Well, start by getting really good at the ones you will use the most. For example, learn the List interface and ArrayList implementation first.

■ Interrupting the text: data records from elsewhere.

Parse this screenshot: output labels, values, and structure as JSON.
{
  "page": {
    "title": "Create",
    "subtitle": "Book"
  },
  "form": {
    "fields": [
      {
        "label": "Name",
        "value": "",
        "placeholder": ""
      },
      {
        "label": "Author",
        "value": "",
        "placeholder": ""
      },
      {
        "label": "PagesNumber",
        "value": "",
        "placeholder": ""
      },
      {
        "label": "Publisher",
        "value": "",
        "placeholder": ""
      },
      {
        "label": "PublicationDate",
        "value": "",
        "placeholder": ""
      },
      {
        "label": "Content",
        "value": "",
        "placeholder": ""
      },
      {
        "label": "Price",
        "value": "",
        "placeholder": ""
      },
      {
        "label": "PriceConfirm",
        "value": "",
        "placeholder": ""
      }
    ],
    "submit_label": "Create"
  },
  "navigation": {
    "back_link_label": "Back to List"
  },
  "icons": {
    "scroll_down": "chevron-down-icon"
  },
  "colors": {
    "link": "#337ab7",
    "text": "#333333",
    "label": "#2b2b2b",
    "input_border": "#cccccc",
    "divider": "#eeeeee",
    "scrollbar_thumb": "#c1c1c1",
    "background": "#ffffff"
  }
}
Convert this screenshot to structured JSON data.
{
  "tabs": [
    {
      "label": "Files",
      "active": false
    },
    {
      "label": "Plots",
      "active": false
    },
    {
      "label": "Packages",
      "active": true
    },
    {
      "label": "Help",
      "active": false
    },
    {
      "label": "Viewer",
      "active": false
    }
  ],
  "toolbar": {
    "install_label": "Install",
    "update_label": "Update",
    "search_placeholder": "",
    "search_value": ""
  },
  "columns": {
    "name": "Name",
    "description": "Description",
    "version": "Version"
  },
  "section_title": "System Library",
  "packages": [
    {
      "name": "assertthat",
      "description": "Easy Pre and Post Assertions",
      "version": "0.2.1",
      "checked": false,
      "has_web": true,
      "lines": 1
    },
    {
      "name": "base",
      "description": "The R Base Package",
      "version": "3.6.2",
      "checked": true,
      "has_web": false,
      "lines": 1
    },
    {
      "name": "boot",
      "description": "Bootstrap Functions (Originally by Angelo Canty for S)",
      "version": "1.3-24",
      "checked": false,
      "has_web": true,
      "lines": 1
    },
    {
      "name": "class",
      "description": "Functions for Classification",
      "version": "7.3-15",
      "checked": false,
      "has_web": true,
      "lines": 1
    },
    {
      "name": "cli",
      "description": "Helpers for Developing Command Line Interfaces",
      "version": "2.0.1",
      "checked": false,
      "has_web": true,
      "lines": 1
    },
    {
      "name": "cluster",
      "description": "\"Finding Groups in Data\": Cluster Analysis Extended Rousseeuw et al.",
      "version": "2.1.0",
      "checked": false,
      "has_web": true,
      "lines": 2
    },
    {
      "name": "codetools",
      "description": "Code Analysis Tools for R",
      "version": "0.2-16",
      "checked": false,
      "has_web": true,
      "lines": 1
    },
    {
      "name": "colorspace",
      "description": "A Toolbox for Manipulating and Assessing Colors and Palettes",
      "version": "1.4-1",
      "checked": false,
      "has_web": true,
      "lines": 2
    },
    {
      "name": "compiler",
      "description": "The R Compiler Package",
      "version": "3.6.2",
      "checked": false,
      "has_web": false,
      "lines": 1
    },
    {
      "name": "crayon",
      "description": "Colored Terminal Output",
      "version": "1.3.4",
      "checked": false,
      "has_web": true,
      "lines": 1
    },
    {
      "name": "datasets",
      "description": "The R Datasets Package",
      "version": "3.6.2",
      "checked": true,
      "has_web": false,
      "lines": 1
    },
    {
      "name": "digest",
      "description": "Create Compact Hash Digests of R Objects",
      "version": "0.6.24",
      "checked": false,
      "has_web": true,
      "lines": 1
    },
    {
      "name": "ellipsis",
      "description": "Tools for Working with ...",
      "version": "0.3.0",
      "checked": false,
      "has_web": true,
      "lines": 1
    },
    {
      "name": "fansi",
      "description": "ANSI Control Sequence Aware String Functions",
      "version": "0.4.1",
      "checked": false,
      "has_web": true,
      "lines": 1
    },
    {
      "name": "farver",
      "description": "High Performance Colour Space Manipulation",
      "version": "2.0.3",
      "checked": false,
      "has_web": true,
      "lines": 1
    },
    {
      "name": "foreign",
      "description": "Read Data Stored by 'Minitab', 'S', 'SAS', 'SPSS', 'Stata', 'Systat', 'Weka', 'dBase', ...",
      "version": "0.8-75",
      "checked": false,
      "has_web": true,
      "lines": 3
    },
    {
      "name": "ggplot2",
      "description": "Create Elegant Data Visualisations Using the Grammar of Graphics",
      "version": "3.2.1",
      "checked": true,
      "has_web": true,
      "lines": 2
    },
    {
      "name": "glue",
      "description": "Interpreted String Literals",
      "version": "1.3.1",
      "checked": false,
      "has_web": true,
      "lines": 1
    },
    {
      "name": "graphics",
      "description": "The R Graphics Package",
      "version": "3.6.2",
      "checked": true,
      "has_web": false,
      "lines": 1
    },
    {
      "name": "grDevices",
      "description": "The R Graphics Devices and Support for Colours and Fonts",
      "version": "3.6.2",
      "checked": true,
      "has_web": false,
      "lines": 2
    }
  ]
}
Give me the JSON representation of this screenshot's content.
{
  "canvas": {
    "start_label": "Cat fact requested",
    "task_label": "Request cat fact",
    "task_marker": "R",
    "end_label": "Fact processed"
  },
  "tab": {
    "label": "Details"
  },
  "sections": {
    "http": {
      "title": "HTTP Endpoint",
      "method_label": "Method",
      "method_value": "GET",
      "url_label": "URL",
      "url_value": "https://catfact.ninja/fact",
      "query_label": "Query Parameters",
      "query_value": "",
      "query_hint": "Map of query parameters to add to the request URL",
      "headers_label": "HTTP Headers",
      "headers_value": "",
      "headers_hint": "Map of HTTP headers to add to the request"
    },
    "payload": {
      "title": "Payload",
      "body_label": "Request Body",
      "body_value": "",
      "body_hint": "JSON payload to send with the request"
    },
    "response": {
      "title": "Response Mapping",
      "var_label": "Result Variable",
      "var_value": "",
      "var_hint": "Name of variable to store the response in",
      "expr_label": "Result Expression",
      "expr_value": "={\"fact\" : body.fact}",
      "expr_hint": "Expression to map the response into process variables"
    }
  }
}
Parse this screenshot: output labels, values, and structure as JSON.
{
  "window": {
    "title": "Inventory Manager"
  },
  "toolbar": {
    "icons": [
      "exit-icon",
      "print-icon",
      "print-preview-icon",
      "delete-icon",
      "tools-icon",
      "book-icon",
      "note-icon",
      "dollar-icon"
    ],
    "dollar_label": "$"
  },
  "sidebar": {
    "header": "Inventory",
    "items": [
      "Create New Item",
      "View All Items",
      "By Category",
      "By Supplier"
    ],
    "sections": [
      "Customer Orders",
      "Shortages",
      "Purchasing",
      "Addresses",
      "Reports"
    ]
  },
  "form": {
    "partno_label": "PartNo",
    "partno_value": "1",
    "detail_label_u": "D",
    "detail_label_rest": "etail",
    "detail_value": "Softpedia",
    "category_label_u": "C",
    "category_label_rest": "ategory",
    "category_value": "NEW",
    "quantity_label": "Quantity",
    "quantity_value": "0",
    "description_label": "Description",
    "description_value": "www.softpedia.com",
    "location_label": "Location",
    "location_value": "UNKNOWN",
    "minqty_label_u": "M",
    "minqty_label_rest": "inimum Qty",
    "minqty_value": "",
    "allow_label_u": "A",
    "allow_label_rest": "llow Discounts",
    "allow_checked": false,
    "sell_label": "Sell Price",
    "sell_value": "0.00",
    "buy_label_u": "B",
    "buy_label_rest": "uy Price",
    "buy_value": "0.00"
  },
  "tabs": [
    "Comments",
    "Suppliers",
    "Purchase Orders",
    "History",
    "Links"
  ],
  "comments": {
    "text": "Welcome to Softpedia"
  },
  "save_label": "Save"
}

Once you're comfortable with those, you can use that understanding to learn some others, like Map and HashMap. You will start see start to see how things like Trees, Sets, linked lists, etc., all have certain differences that make them better to use in various situations.
Just as a carpenter doesn't learn about all the available tools first before trying to build something, a Java programmer can't hope to learn the whole API from a book (or a forum). Grab some nails and a hammer and start pounding away!
Use the API to draw your own hierarchy chart of the different classes (what's a subclass of what, and what implements what). For each class, list the main advantages and disadvantages (for example, fast insertions in the middle vs. fast random access, etc.).
"We're kind of on the level of crossword puzzle writers... And no one ever goes to them and gives them an award." ~Joe Strummer sscce.org
salvin francis wrote:
To the point, and exactly answers OP's question.
Unless, of course, the OP is taking an algorithms class... and is trying to remember, the big O values for different types of operations on different collections -- meaning which collections access faster, iterates faster, etc.